_Exercise details_
Type out all the records word for word. Any pictures are to be left out.

_Information supplied_

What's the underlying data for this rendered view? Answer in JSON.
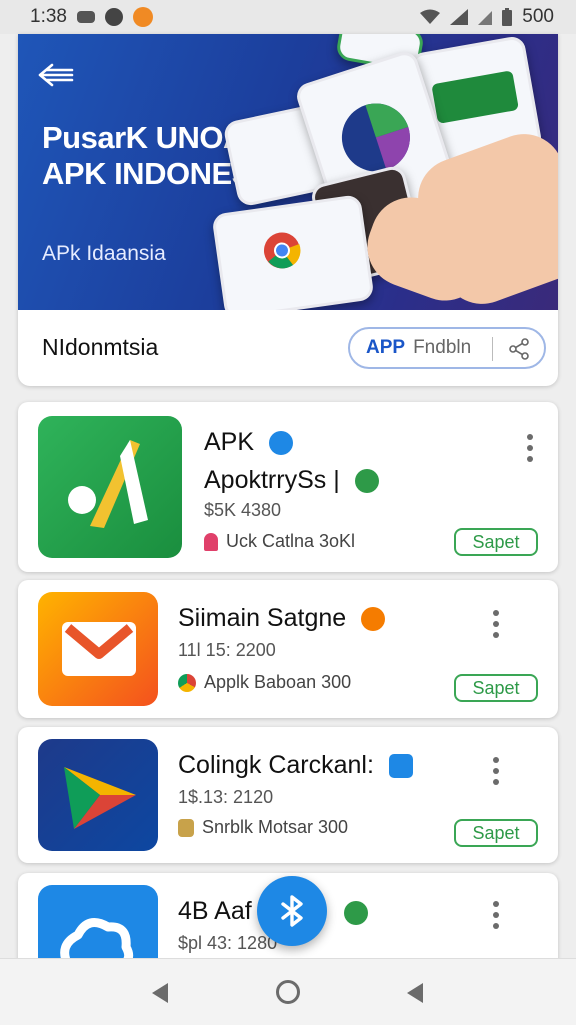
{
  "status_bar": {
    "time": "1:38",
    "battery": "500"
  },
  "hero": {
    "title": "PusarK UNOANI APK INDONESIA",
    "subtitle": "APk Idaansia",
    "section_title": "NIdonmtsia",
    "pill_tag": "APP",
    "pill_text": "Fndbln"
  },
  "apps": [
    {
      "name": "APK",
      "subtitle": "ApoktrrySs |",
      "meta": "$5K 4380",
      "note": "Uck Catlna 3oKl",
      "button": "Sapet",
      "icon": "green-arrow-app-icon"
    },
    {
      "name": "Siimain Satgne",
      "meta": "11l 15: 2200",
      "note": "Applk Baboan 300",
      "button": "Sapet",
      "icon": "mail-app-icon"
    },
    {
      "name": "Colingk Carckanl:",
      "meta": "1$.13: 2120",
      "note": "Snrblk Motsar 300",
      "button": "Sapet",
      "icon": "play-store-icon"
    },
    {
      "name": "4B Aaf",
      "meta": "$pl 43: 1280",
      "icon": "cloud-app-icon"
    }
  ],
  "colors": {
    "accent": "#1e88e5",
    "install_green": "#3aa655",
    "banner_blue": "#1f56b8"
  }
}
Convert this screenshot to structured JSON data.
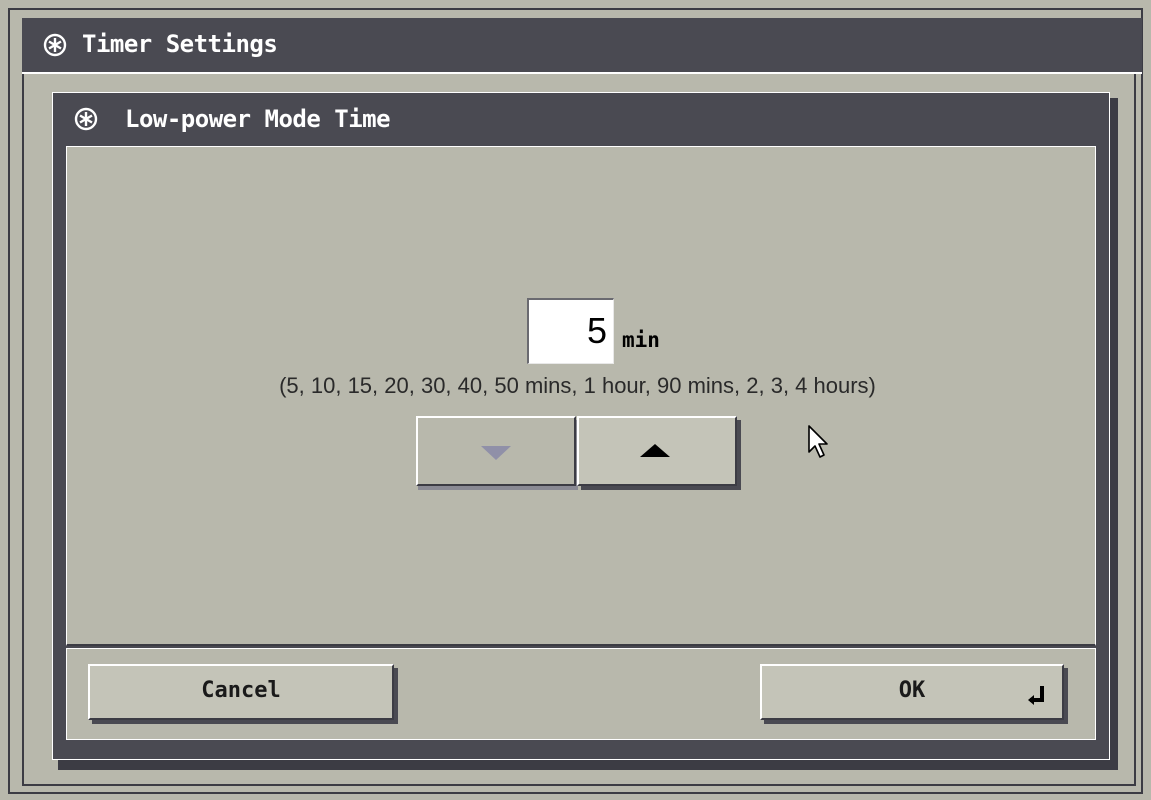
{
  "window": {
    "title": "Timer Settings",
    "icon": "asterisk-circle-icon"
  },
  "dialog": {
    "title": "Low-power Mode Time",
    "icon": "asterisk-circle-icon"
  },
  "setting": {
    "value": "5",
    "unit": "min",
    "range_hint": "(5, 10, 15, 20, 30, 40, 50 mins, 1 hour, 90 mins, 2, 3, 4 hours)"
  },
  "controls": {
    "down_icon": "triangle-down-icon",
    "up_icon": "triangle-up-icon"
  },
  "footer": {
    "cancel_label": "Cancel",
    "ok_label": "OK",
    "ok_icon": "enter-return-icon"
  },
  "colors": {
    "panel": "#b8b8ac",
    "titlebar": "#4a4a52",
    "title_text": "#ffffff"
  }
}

_Response to this exercise_
What's the underlying data for this rendered view? Answer in JSON.
{
  "status_bar": {
    "time": "1:38",
    "battery": "500"
  },
  "hero": {
    "title": "PusarK UNOANI APK INDONESIA",
    "subtitle": "APk Idaansia",
    "section_title": "NIdonmtsia",
    "pill_tag": "APP",
    "pill_text": "Fndbln"
  },
  "apps": [
    {
      "name": "APK",
      "subtitle": "ApoktrrySs |",
      "meta": "$5K 4380",
      "note": "Uck Catlna 3oKl",
      "button": "Sapet",
      "icon": "green-arrow-app-icon"
    },
    {
      "name": "Siimain Satgne",
      "meta": "11l 15: 2200",
      "note": "Applk Baboan 300",
      "button": "Sapet",
      "icon": "mail-app-icon"
    },
    {
      "name": "Colingk Carckanl:",
      "meta": "1$.13: 2120",
      "note": "Snrblk Motsar 300",
      "button": "Sapet",
      "icon": "play-store-icon"
    },
    {
      "name": "4B Aaf",
      "meta": "$pl 43: 1280",
      "icon": "cloud-app-icon"
    }
  ],
  "colors": {
    "accent": "#1e88e5",
    "install_green": "#3aa655",
    "banner_blue": "#1f56b8"
  }
}
Convert this screenshot to structured JSON data.
{
  "window": {
    "title": "Timer Settings",
    "icon": "asterisk-circle-icon"
  },
  "dialog": {
    "title": "Low-power Mode Time",
    "icon": "asterisk-circle-icon"
  },
  "setting": {
    "value": "5",
    "unit": "min",
    "range_hint": "(5, 10, 15, 20, 30, 40, 50 mins, 1 hour, 90 mins, 2, 3, 4 hours)"
  },
  "controls": {
    "down_icon": "triangle-down-icon",
    "up_icon": "triangle-up-icon"
  },
  "footer": {
    "cancel_label": "Cancel",
    "ok_label": "OK",
    "ok_icon": "enter-return-icon"
  },
  "colors": {
    "panel": "#b8b8ac",
    "titlebar": "#4a4a52",
    "title_text": "#ffffff"
  }
}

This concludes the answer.